Sometimes it feels like gloppy-oatmeal is saturating my brain. And that’s because I too often try to take over the world.
And by taking over the world, I don’t necessarily mean starting up my own green NGO on climate-control or spearheading the latest-and-greatest method of education reform. But it does mean that in my own, minuscule universe (with my gloppy brain) that I become too eager to be THERE when I am just HERE.
Let me explain.
First to preface: even though I am coming from my point of view (as performer and choreographer), you can insert any other passion or career path into this post — musician, carpenter, pharmacist, snake milker.
So anyway, for me as a performer and choreographer, I dream of being THERE – meaning I want to create really awesome stuff that I feel proud of and for creativity to erupt in a massive volcano of amazingness.
But that’s the thing – right now all of that is kind of in my head. I make stuff happen now, but it doesn’t always translate into what I envisioned or I feel like the process just goes haywire halfway through, thus becoming more damage control than an actual work of art.
To me it’s like when you decide to conquer an 1000 piece fruit-bowl puzzle. You’re feeling pretty stoked because all the red apple pieces are connected. But low-and-behold you get super flustered because you can’t distinguish between the green apple pieces from the pear pieces because they have the same color palette.

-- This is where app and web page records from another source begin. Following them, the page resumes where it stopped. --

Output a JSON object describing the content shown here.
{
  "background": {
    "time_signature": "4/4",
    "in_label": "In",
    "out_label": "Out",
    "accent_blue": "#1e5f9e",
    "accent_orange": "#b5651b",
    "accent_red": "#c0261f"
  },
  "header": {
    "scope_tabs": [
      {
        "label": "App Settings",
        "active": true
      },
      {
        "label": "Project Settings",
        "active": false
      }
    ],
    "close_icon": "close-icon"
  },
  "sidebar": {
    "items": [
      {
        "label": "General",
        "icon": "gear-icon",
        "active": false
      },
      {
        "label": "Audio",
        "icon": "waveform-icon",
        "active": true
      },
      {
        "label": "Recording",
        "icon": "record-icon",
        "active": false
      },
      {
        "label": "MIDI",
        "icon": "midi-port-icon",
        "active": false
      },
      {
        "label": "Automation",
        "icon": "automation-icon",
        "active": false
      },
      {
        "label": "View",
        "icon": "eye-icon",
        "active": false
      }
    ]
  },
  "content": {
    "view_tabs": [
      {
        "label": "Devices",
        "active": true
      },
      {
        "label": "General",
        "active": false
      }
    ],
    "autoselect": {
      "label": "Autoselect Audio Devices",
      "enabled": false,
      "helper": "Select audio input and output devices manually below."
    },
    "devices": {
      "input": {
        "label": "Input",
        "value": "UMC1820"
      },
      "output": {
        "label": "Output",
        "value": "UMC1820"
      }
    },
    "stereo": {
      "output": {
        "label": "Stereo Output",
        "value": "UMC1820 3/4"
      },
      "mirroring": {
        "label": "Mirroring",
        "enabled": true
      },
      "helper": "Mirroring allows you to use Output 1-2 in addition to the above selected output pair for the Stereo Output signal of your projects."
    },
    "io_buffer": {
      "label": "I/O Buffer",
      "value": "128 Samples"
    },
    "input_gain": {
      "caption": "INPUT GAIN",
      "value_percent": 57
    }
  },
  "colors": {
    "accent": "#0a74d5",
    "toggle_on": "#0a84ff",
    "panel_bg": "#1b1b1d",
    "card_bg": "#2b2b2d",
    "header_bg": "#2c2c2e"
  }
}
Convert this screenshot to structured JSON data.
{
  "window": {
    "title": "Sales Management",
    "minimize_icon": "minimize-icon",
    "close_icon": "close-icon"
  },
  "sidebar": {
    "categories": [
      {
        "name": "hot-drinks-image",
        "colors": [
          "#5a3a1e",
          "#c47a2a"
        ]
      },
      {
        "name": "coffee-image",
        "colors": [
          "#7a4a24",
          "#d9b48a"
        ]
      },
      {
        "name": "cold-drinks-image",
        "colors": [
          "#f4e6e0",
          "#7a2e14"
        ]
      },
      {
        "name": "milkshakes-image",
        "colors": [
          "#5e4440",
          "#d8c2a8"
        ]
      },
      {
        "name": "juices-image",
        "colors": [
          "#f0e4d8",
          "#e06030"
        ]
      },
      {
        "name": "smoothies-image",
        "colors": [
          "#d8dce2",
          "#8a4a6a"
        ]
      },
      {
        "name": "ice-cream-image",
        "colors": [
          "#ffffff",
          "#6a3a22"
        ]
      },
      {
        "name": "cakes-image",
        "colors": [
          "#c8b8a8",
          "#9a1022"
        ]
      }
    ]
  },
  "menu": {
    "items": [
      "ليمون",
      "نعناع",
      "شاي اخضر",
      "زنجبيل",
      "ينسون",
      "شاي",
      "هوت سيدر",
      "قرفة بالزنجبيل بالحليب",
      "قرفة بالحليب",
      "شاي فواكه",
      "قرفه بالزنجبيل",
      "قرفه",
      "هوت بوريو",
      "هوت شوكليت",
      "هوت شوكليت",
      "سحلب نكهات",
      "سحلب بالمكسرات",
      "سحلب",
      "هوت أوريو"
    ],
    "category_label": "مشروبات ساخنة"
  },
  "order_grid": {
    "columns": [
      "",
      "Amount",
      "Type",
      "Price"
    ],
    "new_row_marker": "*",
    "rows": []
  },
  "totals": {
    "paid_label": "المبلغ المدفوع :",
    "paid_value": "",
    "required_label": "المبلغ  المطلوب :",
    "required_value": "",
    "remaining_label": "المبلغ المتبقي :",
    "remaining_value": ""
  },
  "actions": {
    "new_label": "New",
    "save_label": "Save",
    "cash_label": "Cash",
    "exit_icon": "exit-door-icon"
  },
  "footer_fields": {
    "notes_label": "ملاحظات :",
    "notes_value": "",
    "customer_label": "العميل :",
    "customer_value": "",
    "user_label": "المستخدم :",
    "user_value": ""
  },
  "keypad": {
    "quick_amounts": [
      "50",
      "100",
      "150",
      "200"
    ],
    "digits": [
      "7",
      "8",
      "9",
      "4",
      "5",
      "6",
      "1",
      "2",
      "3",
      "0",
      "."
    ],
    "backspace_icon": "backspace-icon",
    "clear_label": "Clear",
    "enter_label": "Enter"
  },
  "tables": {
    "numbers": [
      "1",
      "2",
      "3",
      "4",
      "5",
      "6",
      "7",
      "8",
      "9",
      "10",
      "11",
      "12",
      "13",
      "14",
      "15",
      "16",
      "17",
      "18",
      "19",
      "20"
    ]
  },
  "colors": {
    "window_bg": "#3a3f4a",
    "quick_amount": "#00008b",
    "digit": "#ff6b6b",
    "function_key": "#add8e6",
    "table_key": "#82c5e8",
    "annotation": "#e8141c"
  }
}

So it’s a lot of trial and error because you’re trying to figure out which piece is for the pear and which is for the green apple.
And that’s where I’m at. I’m here.
But I don’t want to be here. I want to be there.
I think of the possibility of all these ideas to transform into reality and it’s like, “Whoa, how do I make this all happen?”
In my highly unscientific analysis, I think the process kinda goes like this:
1) Begin the envisioning process of what you want to become. Then, start to verbalize it so that it become something concrete (which is harder than it seems). Start with little steps.
2) Get educated and begin the learning process
3) At that point you think, “This is great, now I’m learning, but it feels like all this knowledge is still way up there in the clouds.” So then you have to start grabbing at that knowledge to come down into the brain so it can start being translated through your own process.
4) Then you start making stuff. A lot of stuff.
And when you make stuff for a while it’s like, “Ohhh…curses.” Because at first, you feel like it just – SUCKS.
Leave it to Ira Glass to give a magnificent pep talk.
What he’s saying is really, really affirming because:
1) he’s telling me I’m not crazy (which I may or may not believe) because he went through the same thing
2) he says to just keep going because eventually things turn around
3) when things turn around, you realize that what you make gets to be as good as your ambitions.
So pretty much he’s saying that I have to be HERE right now. It’s not until I decide to actually go through that trial and error period that the great mystery of the green puzzle pieces will be uncovered and the apple will be in its place and the pear will be in its place.
The late-great jazz pianist Bill Evans gave invaluable advice on the creative process. He says something in the middle of the interview that’s really profound — that when you’re in that middle, gucky, gooey stage, you can actually enjoy it – the guck and the goo can actually be enlightening!
“Most people…don’t realize the immensity of the problem and either because they can’t conquer immediately, think they don’t have the ability or because they’re so impatient to conquer it that they don’t see it through. But if you do understand the problem, then you can enjoy your whole trip.”
So Ira Glass is telling me I’m not crazy and Bill Evans is telling me that I can enjoy not being crazy.
This is the best. day. ever.
Thanks to Ira & Bill, I’m gonna try and enjoy the gloppy goo and guck.